Steve Pill

Bobby Womack – The Bravest Man In The Universe (XL)

Dragging old soul and country stars back into the limelight with the help of a hip younger producer has been in danger of becoming a crushingly cliched career move in the last few years (for every Gil Scott-Heron/Johnny Cash style reinvention, there is Tom Jones murdering that-song-what-Moby-sampled or Jack White's tragic attempts to resuscitate a beyond-repair Wanda Jackson). Luckily, Damon Albarn was never likely to put a foot wrong when XL asked him to work his magic on Bobby Womack. Rather than simply revisiting early influences, 'Stupid' is a full-on stab at a modern pop song. It is undoubtedly a 21st century Albarn album (stellar guests, piano ballads, futuristic production squelches) but the burnished mahogany voice and irrepressible funk undoubtedly belongs to Womack.

John Skilbeck

Corin Tucker Band - Kill My Blues (Kill Rock Stars)

I have a personal highlight of London 2012. It was that moment mid-Games when the morning shuttle bus to the Olympic Park neared Tower Bridge and Twitter linked me to a new Corin Tucker Band song, the rebel-girl-rousing 'Groundhog Day'. That was a sweet day. And this video to 'Neskowin' is ace.


  1. Pranam, I'm guessing the rehearsal space in question was either the Boom Boom Rooms, Beehive Mill in the same building as Sankeys or Greenhouse Rehearsals on Pollard Street

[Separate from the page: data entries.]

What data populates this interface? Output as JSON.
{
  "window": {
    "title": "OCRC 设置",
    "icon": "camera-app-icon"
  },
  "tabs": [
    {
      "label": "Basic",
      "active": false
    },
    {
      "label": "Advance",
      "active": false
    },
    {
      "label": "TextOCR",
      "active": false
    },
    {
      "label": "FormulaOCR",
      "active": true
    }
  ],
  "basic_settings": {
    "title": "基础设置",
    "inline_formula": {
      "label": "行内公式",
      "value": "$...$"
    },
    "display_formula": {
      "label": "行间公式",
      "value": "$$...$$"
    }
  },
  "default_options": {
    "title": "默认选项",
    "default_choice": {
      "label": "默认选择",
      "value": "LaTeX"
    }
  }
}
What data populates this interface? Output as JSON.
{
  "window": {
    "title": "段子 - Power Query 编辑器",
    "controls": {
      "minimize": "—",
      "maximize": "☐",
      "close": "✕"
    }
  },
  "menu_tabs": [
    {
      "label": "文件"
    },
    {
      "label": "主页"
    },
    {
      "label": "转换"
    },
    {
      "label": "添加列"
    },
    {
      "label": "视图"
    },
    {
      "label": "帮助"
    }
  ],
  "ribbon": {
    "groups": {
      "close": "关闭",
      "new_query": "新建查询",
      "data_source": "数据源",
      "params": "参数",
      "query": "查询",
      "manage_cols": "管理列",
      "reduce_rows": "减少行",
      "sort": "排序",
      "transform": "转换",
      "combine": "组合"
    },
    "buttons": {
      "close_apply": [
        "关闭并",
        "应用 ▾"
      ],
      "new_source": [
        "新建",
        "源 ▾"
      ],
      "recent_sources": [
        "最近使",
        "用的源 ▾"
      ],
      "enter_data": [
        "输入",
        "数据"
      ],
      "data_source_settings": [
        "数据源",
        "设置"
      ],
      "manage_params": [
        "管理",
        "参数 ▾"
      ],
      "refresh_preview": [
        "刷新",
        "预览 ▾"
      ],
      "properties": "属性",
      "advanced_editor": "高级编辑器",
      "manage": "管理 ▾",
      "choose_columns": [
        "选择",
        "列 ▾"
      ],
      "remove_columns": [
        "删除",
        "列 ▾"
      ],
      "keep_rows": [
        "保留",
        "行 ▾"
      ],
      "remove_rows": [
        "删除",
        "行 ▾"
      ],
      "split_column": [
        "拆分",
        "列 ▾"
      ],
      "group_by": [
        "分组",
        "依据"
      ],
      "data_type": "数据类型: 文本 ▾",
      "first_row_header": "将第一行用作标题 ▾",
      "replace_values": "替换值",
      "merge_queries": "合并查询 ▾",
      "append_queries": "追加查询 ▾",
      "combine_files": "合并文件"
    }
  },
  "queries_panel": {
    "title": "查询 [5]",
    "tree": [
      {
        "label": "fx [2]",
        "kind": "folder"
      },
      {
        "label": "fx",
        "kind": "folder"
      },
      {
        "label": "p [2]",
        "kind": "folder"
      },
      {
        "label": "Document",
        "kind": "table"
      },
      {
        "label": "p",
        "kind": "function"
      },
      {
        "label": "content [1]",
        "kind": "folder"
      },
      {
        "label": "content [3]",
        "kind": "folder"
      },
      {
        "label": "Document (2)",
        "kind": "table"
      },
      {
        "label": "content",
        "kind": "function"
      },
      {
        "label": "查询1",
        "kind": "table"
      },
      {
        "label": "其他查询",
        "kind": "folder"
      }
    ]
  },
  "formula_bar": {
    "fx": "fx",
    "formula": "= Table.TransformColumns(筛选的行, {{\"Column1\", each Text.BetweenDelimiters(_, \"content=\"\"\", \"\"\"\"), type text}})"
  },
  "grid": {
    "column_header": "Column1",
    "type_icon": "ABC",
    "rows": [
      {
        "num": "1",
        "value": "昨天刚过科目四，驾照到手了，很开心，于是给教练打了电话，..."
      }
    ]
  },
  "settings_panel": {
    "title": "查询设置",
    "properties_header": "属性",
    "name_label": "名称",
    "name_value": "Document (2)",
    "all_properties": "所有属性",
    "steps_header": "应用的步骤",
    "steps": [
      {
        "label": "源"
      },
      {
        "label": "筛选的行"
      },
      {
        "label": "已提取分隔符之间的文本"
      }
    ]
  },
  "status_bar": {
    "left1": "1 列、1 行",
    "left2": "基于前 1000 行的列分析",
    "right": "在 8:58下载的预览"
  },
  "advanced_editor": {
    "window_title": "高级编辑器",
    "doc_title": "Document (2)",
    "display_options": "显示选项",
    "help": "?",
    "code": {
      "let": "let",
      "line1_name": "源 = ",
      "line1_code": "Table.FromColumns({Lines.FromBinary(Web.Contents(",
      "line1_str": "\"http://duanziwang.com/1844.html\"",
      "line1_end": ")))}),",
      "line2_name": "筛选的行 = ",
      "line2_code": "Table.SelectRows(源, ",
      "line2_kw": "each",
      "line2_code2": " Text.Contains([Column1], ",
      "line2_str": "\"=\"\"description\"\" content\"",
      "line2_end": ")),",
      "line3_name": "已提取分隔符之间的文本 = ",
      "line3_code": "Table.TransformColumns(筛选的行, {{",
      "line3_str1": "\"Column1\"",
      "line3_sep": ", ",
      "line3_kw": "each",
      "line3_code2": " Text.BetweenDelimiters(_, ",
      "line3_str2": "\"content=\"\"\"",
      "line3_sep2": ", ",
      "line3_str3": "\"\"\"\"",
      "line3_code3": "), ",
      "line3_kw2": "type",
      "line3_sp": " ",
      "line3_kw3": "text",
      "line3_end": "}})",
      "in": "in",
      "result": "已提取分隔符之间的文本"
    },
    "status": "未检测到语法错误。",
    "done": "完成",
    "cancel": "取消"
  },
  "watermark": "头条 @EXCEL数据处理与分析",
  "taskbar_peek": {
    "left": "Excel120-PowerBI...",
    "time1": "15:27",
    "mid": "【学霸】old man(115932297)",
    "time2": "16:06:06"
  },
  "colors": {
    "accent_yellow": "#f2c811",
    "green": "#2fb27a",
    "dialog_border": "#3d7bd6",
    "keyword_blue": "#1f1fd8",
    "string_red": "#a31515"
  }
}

  2. +1 point for listing all the usual suspects Dom, but -1 point for not getting the answer right. The room in question was at the Kraak gallery off Stephenson Square. Great place, but low on facilities. Not sure they even had a working loo when I was there.